Writer: Alex Robins
Director: Jack Bradfield
One of the last times that the world was going to end was in 2008 when the Large Hadron Collider began its tests to find out what’s inside a proton. The tabloids warned us that we could all disappear into a black hole. Fireworks explores this period from two angles: one from a scientist, and the other from a conspiracy theorist who believes that we may already be dead.
But Alex Robins’s play is about another kind of collision too. River and Drew are like protons, glancing off each other but never quite crashing together. On the day the world ends, she’s at a music festival and has just dropped a bad E. Her euphoria was short-lived and the paranoia is leading her to the nearest exit.
Breaking into the festival at the same time is Drew who’s escaped his dreary job in an office where he’s the only one ever asked to work late. In a spirit of defiance, Drew has fled the boss to get to the open-air concert in time for the closing fireworks.
This might sound pleasantly straightforward but interspersed into this story are online science lessons delivered by a woman who only has a few followers on her channel. Across from her, a man calls for recruits to destroy the Large Hadron Collider. Both lectures appear equally fictitious.
As River, Gráinne O’Mahony confidently describes her bad trip and as the scientist she shows sadness behind a schoolteacher’s condescension. In his first professional role, James Murphy-Stevens gives Drew a gawky sweetness, and an unsettling madness to the conspiracy theorist. They both deliver Robins’s lines with ease, even nailing such overly poetical phrases as ‘an ulcer at Easter’ and ‘hunkered in bunkers’.

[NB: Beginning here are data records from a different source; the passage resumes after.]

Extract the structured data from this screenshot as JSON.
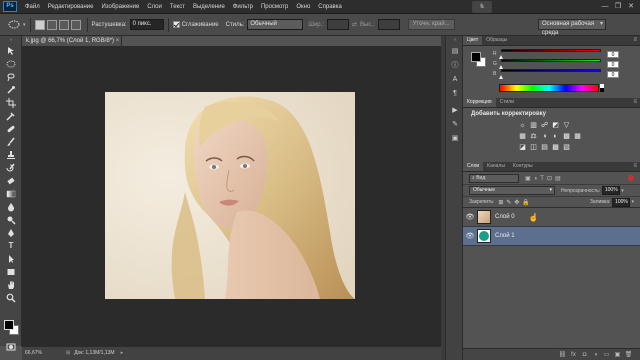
{
  "app": {
    "logo": "Ps"
  },
  "menu": [
    "Файл",
    "Редактирование",
    "Изображение",
    "Слои",
    "Текст",
    "Выделение",
    "Фильтр",
    "Просмотр",
    "Окно",
    "Справка"
  ],
  "window_controls": {
    "minimize": "—",
    "restore": "❐",
    "close": "✕"
  },
  "options_bar": {
    "feather_label": "Растушевка:",
    "feather_value": "0 пикс.",
    "antialias_label": "Сглаживание",
    "style_label": "Стиль:",
    "style_value": "Обычный",
    "width_label": "Шир.:",
    "height_label": "Выс.:",
    "refine_button": "Уточн. край...",
    "swap_icon": "⇄",
    "workspace_value": "Основная рабочая среда"
  },
  "document": {
    "tab_label": "k.jpg @ 66,7% (Слой 1, RGB/8*)",
    "tab_close": "×",
    "zoom": "66,67%",
    "doc_size": "Док: 1,13М/1,13М"
  },
  "panels": {
    "color": {
      "tabs": [
        "Цвет",
        "Образцы"
      ],
      "channels": [
        {
          "label": "R",
          "value": "0",
          "gradient": "linear-gradient(to right,#000,#f00)"
        },
        {
          "label": "G",
          "value": "0",
          "gradient": "linear-gradient(to right,#000,#0f0)"
        },
        {
          "label": "B",
          "value": "0",
          "gradient": "linear-gradient(to right,#000,#00f)"
        }
      ],
      "fg_color": "#000000",
      "bg_color": "#ffffff"
    },
    "adjustments": {
      "tabs": [
        "Коррекция",
        "Стили"
      ],
      "heading": "Добавить корректировку",
      "row1": [
        "☼",
        "▥",
        "☍",
        "◩",
        "▽"
      ],
      "row2": [
        "▦",
        "⚖",
        "◑",
        "◐",
        "▩",
        "▦"
      ],
      "row3": [
        "◪",
        "◫",
        "▤",
        "▩",
        "▧"
      ]
    },
    "layers": {
      "tabs": [
        "Слои",
        "Каналы",
        "Контуры"
      ],
      "filter_label": "Вид",
      "blend_mode": "Обычные",
      "opacity_label": "Непрозрачность:",
      "opacity_value": "100%",
      "lock_label": "Закрепить:",
      "fill_label": "Заливка:",
      "fill_value": "100%",
      "items": [
        {
          "name": "Слой 0",
          "selected": false,
          "thumb": "photo"
        },
        {
          "name": "Слой 1",
          "selected": true,
          "thumb": "teal"
        }
      ],
      "teal_color": "#1b9e86",
      "footer_icons": [
        "⛓",
        "fx",
        "◘",
        "◑",
        "▭",
        "▣",
        "🗑"
      ]
    }
  }
}
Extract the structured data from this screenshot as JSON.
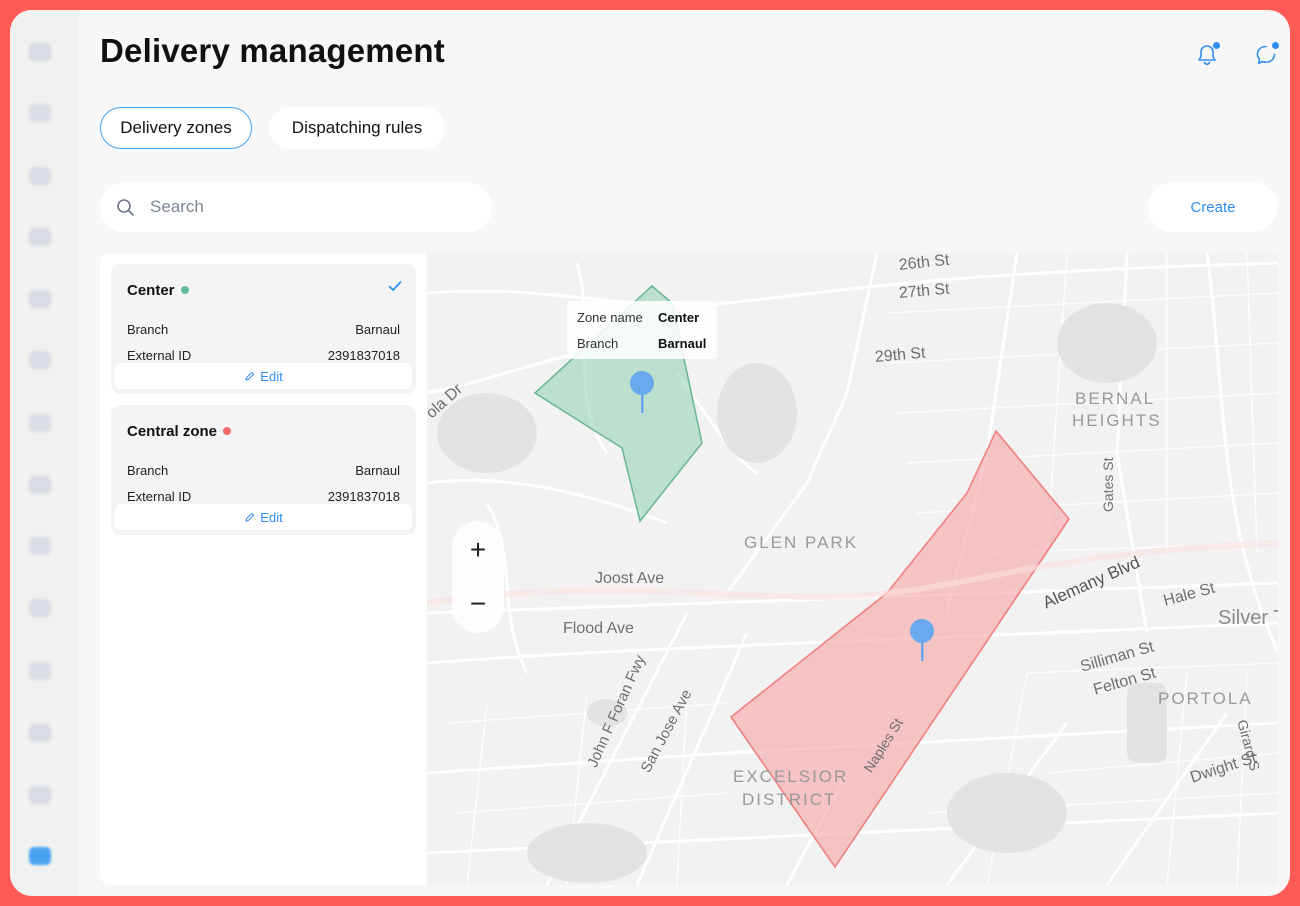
{
  "page": {
    "title": "Delivery management"
  },
  "header_icons": [
    "bell-icon",
    "chat-icon"
  ],
  "tabs": [
    {
      "label": "Delivery zones",
      "active": true
    },
    {
      "label": "Dispatching rules",
      "active": false
    }
  ],
  "search": {
    "placeholder": "Search"
  },
  "create_label": "Create",
  "zones": [
    {
      "name": "Center",
      "status_color": "#5fbf98",
      "selected": true,
      "branch_label": "Branch",
      "branch": "Barnaul",
      "external_id_label": "External ID",
      "external_id": "2391837018",
      "edit_label": "Edit"
    },
    {
      "name": "Central zone",
      "status_color": "#f26b6b",
      "selected": false,
      "branch_label": "Branch",
      "branch": "Barnaul",
      "external_id_label": "External ID",
      "external_id": "2391837018",
      "edit_label": "Edit"
    }
  ],
  "map": {
    "tooltip": {
      "zone_name_label": "Zone name",
      "zone_name": "Center",
      "branch_label": "Branch",
      "branch": "Barnaul"
    },
    "zoom_in": "+",
    "zoom_out": "−",
    "labels": {
      "st26": "26th St",
      "st27": "27th St",
      "st29": "29th St",
      "bernal1": "BERNAL",
      "bernal2": "HEIGHTS",
      "gates": "Gates St",
      "glen_park": "GLEN PARK",
      "joost": "Joost Ave",
      "flood": "Flood Ave",
      "alemany": "Alemany Blvd",
      "hale": "Hale St",
      "silver": "Silver Te",
      "silliman": "Silliman St",
      "felton": "Felton St",
      "portola": "PORTOLA",
      "girard": "Girard S",
      "dwight": "Dwight St",
      "naples": "Naples St",
      "excelsior": "EXCELSIOR",
      "district": "DISTRICT",
      "jf_foran": "John F Foran Fwy",
      "san_jose": "San Jose Ave",
      "ola": "ola Dr"
    },
    "zone_colors": {
      "green_fill": "#8fcfb1",
      "green_stroke": "#6fb897",
      "red_fill": "#f7a3a3",
      "red_stroke": "#f08080",
      "pin": "#6aa9ec"
    }
  }
}
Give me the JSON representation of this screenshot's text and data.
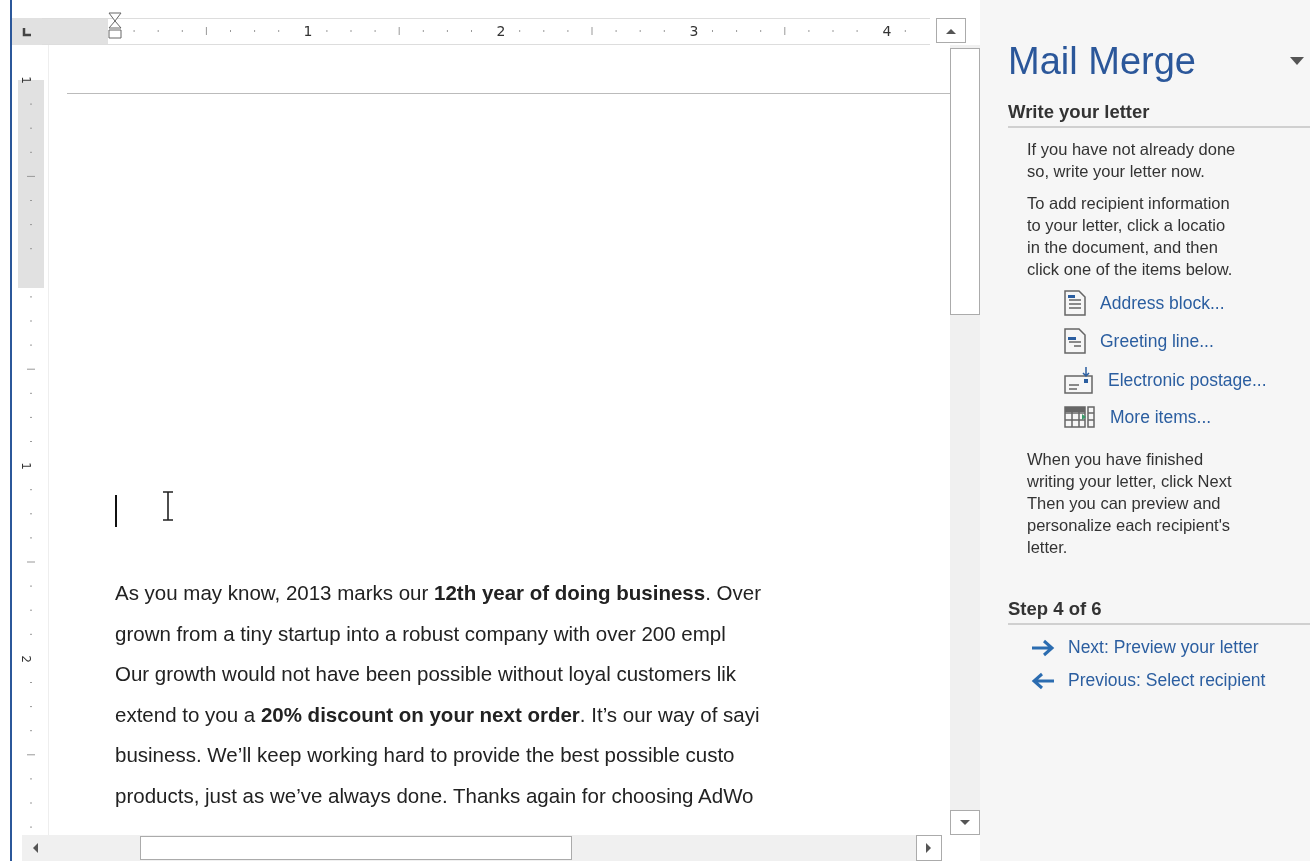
{
  "ruler": {
    "numbers": [
      "1",
      "2",
      "3",
      "4"
    ],
    "vertical_numbers": [
      "1",
      "1",
      "2"
    ]
  },
  "document": {
    "lines": [
      "As you may know, 2013 marks our **12th year of doing business**. Over",
      "grown from a tiny startup into a robust company with over 200 empl",
      "Our growth would not have been possible without loyal customers lik",
      "extend to you a **20% discount on your next order**. It’s our way of sayi",
      "business. We’ll keep working hard to provide the best possible custo",
      "products, just as we’ve always done. Thanks again for choosing AdWo"
    ]
  },
  "pane": {
    "title": "Mail Merge",
    "section_heading": "Write your letter",
    "paragraphs": [
      [
        "If you have not already done",
        "so, write your letter now."
      ],
      [
        "To add recipient information",
        "to your letter, click a locatio",
        "in the document, and then",
        "click one of the items below."
      ]
    ],
    "items": [
      {
        "kind": "address",
        "label": "Address block..."
      },
      {
        "kind": "greeting",
        "label": "Greeting line..."
      },
      {
        "kind": "postage",
        "label": "Electronic postage..."
      },
      {
        "kind": "more",
        "label": "More items..."
      }
    ],
    "closing_paragraph": [
      "When you have finished",
      "writing your letter, click Next",
      "Then you can preview and",
      "personalize each recipient's",
      "letter."
    ],
    "step_heading": "Step 4 of 6",
    "nav": [
      {
        "kind": "next",
        "label": "Next: Preview your letter"
      },
      {
        "kind": "previous",
        "label": "Previous: Select recipient"
      }
    ]
  }
}
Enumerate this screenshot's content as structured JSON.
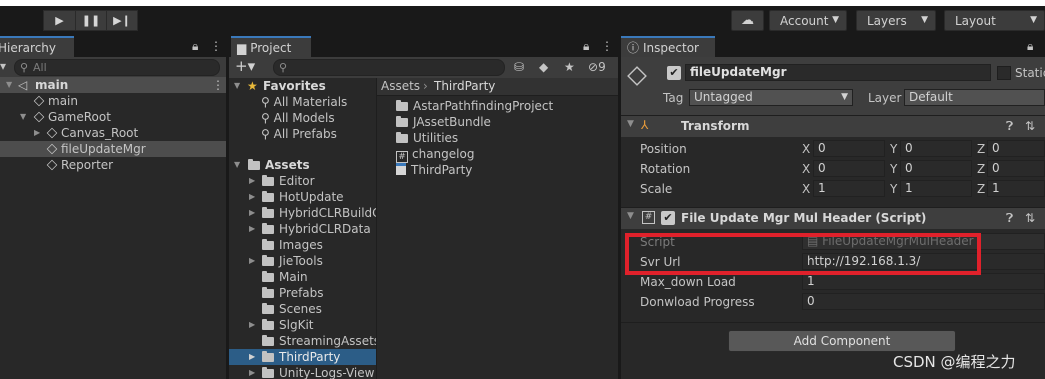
{
  "toolbar": {
    "account_label": "Account",
    "layers_label": "Layers",
    "layout_label": "Layout"
  },
  "hierarchy": {
    "tab_label": "Hierarchy",
    "search_placeholder": "All",
    "scene_name": "main",
    "items": [
      {
        "label": "main"
      },
      {
        "label": "GameRoot"
      },
      {
        "label": "Canvas_Root"
      },
      {
        "label": "fileUpdateMgr"
      },
      {
        "label": "Reporter"
      }
    ]
  },
  "project": {
    "tab_label": "Project",
    "hidden_count": "9",
    "favorites_label": "Favorites",
    "favorites": [
      "All Materials",
      "All Models",
      "All Prefabs"
    ],
    "assets_label": "Assets",
    "asset_folders": [
      "Editor",
      "HotUpdate",
      "HybridCLRBuildC",
      "HybridCLRData",
      "Images",
      "JieTools",
      "Main",
      "Prefabs",
      "Scenes",
      "SlgKit",
      "StreamingAssets",
      "ThirdParty",
      "Unity-Logs-View"
    ],
    "breadcrumb_root": "Assets",
    "breadcrumb_current": "ThirdParty",
    "contents": [
      {
        "label": "AstarPathfindingProject",
        "icon": "folder-icon"
      },
      {
        "label": "JAssetBundle",
        "icon": "folder-icon"
      },
      {
        "label": "Utilities",
        "icon": "folder-icon"
      },
      {
        "label": "changelog",
        "icon": "script-icon"
      },
      {
        "label": "ThirdParty",
        "icon": "text-file-icon"
      }
    ]
  },
  "inspector": {
    "tab_label": "Inspector",
    "object_name": "fileUpdateMgr",
    "static_label": "Static",
    "tag_label": "Tag",
    "tag_value": "Untagged",
    "layer_label": "Layer",
    "layer_value": "Default",
    "transform": {
      "title": "Transform",
      "rows": [
        {
          "label": "Position",
          "x": "0",
          "y": "0",
          "z": "0"
        },
        {
          "label": "Rotation",
          "x": "0",
          "y": "0",
          "z": "0"
        },
        {
          "label": "Scale",
          "x": "1",
          "y": "1",
          "z": "1"
        }
      ],
      "x_label": "X",
      "y_label": "Y",
      "z_label": "Z"
    },
    "script_component": {
      "title": "File Update Mgr Mul Header (Script)",
      "script_label": "Script",
      "script_value": "FileUpdateMgrMulHeader",
      "svr_url_label": "Svr Url",
      "svr_url_value": "http://192.168.1.3/",
      "max_down_label": "Max_down Load",
      "max_down_value": "1",
      "progress_label": "Donwload Progress",
      "progress_value": "0"
    },
    "add_component_label": "Add Component"
  },
  "watermark": "CSDN @编程之力",
  "colors": {
    "accent_selection": "#2c5d87",
    "highlight_box": "#e0212b"
  }
}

Together the two actors, never missing a beat, create a world of colour and facts, and for a show that ponders the beginning of life, it ends on the perfect Big Bang.
Reviewed on 15 March 2020